• **GIVEN DATA**
——————————
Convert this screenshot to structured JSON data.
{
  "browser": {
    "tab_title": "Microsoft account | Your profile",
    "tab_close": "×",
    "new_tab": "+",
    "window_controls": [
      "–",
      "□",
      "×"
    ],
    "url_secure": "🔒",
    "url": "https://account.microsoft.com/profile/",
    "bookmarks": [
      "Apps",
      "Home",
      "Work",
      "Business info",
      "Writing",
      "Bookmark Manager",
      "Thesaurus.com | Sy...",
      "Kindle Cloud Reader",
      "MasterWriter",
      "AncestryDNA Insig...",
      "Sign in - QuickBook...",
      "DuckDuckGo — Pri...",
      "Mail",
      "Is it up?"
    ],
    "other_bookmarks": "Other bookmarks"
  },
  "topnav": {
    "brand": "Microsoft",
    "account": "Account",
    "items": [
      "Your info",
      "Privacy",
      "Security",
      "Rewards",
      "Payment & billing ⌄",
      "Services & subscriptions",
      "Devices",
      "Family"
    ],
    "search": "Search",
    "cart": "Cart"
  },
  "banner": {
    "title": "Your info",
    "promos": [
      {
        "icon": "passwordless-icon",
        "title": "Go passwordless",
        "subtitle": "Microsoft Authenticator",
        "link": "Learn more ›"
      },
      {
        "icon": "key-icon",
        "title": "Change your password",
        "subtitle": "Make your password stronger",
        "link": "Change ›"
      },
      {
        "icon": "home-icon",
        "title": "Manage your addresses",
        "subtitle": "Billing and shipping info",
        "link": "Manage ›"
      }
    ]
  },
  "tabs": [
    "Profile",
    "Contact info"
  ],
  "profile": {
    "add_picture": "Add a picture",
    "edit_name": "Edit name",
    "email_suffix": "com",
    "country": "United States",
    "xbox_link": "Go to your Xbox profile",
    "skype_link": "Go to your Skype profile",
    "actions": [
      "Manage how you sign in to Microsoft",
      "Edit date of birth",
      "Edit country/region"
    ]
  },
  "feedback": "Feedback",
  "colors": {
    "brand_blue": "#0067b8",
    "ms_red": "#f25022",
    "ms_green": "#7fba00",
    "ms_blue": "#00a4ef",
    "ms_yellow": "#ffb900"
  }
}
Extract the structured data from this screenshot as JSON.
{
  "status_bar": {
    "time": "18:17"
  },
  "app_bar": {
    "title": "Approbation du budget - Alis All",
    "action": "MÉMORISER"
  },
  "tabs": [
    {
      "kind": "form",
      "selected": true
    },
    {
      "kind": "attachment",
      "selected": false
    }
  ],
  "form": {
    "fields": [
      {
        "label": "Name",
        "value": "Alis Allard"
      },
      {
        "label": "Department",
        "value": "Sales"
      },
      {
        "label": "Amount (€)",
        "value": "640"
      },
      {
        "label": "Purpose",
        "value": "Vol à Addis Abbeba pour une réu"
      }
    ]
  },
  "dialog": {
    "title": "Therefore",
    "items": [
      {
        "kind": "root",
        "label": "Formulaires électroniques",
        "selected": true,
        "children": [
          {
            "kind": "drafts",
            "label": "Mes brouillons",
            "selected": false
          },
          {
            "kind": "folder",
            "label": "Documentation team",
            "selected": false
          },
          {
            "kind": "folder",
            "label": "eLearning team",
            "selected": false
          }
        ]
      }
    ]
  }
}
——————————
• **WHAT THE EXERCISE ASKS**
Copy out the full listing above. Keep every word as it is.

• **REPLY**
Convert this screenshot to structured JSON data.
{
  "browser": {
    "tab_title": "Microsoft account | Your profile",
    "tab_close": "×",
    "new_tab": "+",
    "window_controls": [
      "–",
      "□",
      "×"
    ],
    "url_secure": "🔒",
    "url": "https://account.microsoft.com/profile/",
    "bookmarks": [
      "Apps",
      "Home",
      "Work",
      "Business info",
      "Writing",
      "Bookmark Manager",
      "Thesaurus.com | Sy...",
      "Kindle Cloud Reader",
      "MasterWriter",
      "AncestryDNA Insig...",
      "Sign in - QuickBook...",
      "DuckDuckGo — Pri...",
      "Mail",
      "Is it up?"
    ],
    "other_bookmarks": "Other bookmarks"
  },
  "topnav": {
    "brand": "Microsoft",
    "account": "Account",
    "items": [
      "Your info",
      "Privacy",
      "Security",
      "Rewards",
      "Payment & billing ⌄",
      "Services & subscriptions",
      "Devices",
      "Family"
    ],
    "search": "Search",
    "cart": "Cart"
  },
  "banner": {
    "title": "Your info",
    "promos": [
      {
        "icon": "passwordless-icon",
        "title": "Go passwordless",
        "subtitle": "Microsoft Authenticator",
        "link": "Learn more ›"
      },
      {
        "icon": "key-icon",
        "title": "Change your password",
        "subtitle": "Make your password stronger",
        "link": "Change ›"
      },
      {
        "icon": "home-icon",
        "title": "Manage your addresses",
        "subtitle": "Billing and shipping info",
        "link": "Manage ›"
      }
    ]
  },
  "tabs": [
    "Profile",
    "Contact info"
  ],
  "profile": {
    "add_picture": "Add a picture",
    "edit_name": "Edit name",
    "email_suffix": "com",
    "country": "United States",
    "xbox_link": "Go to your Xbox profile",
    "skype_link": "Go to your Skype profile",
    "actions": [
      "Manage how you sign in to Microsoft",
      "Edit date of birth",
      "Edit country/region"
    ]
  },
  "feedback": "Feedback",
  "colors": {
    "brand_blue": "#0067b8",
    "ms_red": "#f25022",
    "ms_green": "#7fba00",
    "ms_blue": "#00a4ef",
    "ms_yellow": "#ffb900"
  }
}
Extract the structured data from this screenshot as JSON.
{
  "status_bar": {
    "time": "18:17"
  },
  "app_bar": {
    "title": "Approbation du budget - Alis All",
    "action": "MÉMORISER"
  },
  "tabs": [
    {
      "kind": "form",
      "selected": true
    },
    {
      "kind": "attachment",
      "selected": false
    }
  ],
  "form": {
    "fields": [
      {
        "label": "Name",
        "value": "Alis Allard"
      },
      {
        "label": "Department",
        "value": "Sales"
      },
      {
        "label": "Amount (€)",
        "value": "640"
      },
      {
        "label": "Purpose",
        "value": "Vol à Addis Abbeba pour une réu"
      }
    ]
  },
  "dialog": {
    "title": "Therefore",
    "items": [
      {
        "kind": "root",
        "label": "Formulaires électroniques",
        "selected": true,
        "children": [
          {
            "kind": "drafts",
            "label": "Mes brouillons",
            "selected": false
          },
          {
            "kind": "folder",
            "label": "Documentation team",
            "selected": false
          },
          {
            "kind": "folder",
            "label": "eLearning team",
            "selected": false
          }
        ]
      }
    ]
  }
}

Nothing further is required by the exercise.